He adds that he had been “expecting trouble” with the jet’s folding wingtips – designed to give the 777X the same gate fit as the 777-300ER – but the new model’s signature feature has been “really good”.
Boeing maintains that the 777-9 is still on track for a first delivery in late 2023. Yet, sales have been slow and certification challenges loom on the heels of the 737 Max saga.
On N779XW’s fuselage eight airline tails signify customers who have committed to the 777X, of whom three are in the Asia-Pacific: All Nippon Airways (ANA), Cathay Pacific and Singapore Airlines (SIA). The carriers account for 72 of the 777-9’s 258 orders.
ANA and SIA are surviving the pandemic, but losses could continue for years.

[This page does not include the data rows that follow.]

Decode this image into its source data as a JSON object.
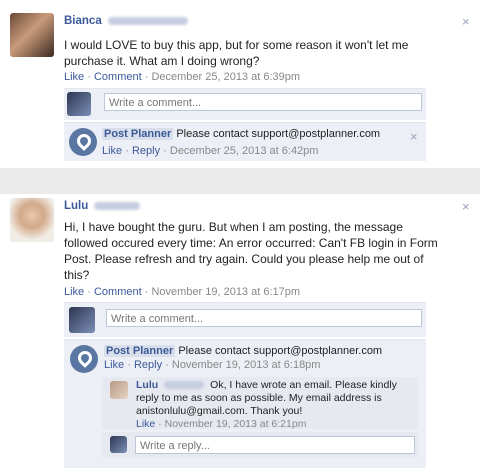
{
  "posts": [
    {
      "author_first": "Bianca",
      "comment": "I would LOVE to buy this app, but for some reason it won't let me purchase it. What am I doing wrong?",
      "like": "Like",
      "comment_link": "Comment",
      "date": "December 25, 2013 at 6:39pm",
      "write_placeholder": "Write a comment...",
      "reply": {
        "author": "Post Planner",
        "text": "Please contact support@postplanner.com",
        "like": "Like",
        "reply_link": "Reply",
        "date": "December 25, 2013 at 6:42pm"
      }
    },
    {
      "author_first": "Lulu",
      "comment": "Hi, I have bought the guru. But when I am posting, the message followed occured every time: An error occurred: Can't FB login in Form Post. Please refresh and try again. Could you please help me out of this?",
      "like": "Like",
      "comment_link": "Comment",
      "date": "November 19, 2013 at 6:17pm",
      "write_placeholder": "Write a comment...",
      "reply": {
        "author": "Post Planner",
        "text": "Please contact support@postplanner.com",
        "like": "Like",
        "reply_link": "Reply",
        "date": "November 19, 2013 at 6:18pm"
      },
      "subreply": {
        "author": "Lulu",
        "text": "Ok, I have wrote an email. Please kindly reply to me as soon as possible. My email address is anistonlulu@gmail.com. Thank you!",
        "like": "Like",
        "date": "November 19, 2013 at 6:21pm"
      },
      "write_reply_placeholder": "Write a reply..."
    }
  ],
  "close_glyph": "×",
  "separator": " · "
}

Cathay, meanwhile, is in the throes of an existential crisis.
While Airbus had a passenger A350-1000 flying in Singapore, its big news for the programme was centred on the new freighter variant, with a preliminary agreement from Middle Eastern carrier Etihad Airways for seven A350Fs.
That potentially takes the number of customers for the new aircraft to five – including SIA, which at the show firmed up its December commitment for seven. Total orders and commitments are now 29 units – five shy of Boeing’s total for its newly launched 777-8 Freighter.

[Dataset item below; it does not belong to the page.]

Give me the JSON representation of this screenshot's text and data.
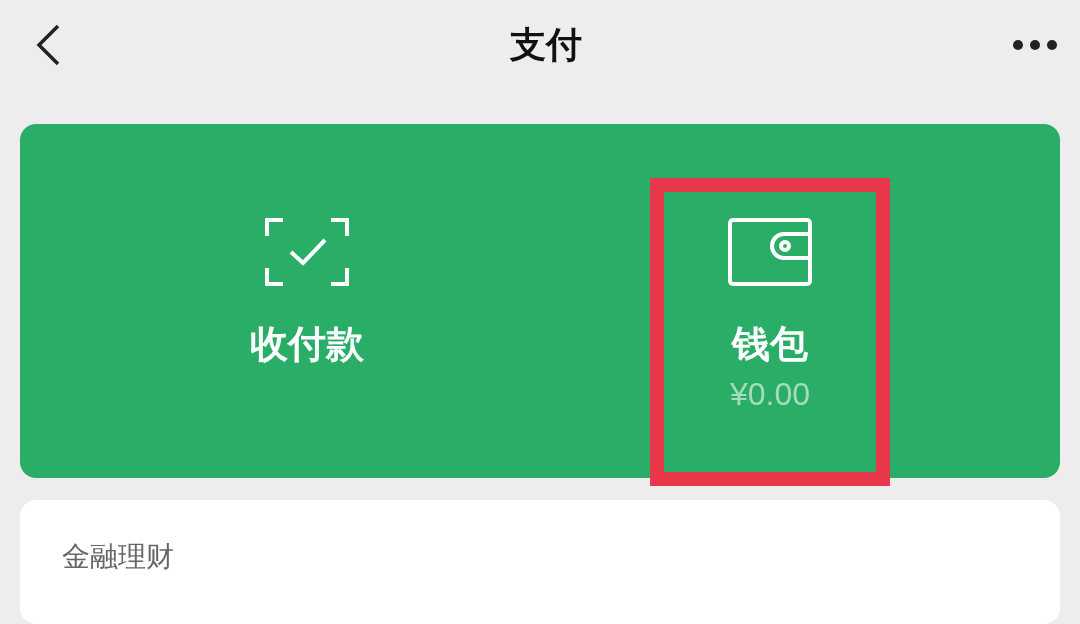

Etihad was previously a customer for the A330-200F, ordering and receiving five of the type, before withdrawing them during a fleet overhaul. The aircraft subsequently passed to DHL’s European Air Transport operation.
Etihad Aviation Group chief Tony Douglas describes the A350F – powered by Rolls-Royce Trent XWB engines – as a “remarkable aircraft”.
The carrier’s passenger fleet includes five A350-1000s, on which the A350F has been largely based.
Etihad still has 15 A350-1000s on order, but it is unclear whether the freighters will be additional or converted from this backlog. US lessor Air Lease, a launch customer for the A350F, cut back its own commitment to the passenger A350 after firming its freighter order.
Douglas says: “As our cargo operations continue to over-perform, and we work towards a more sustainable future built upon the world’s youngest and most fuel-efficient fleet, the addition of the A350F will play a key role in driving our long-term cargo strategy.”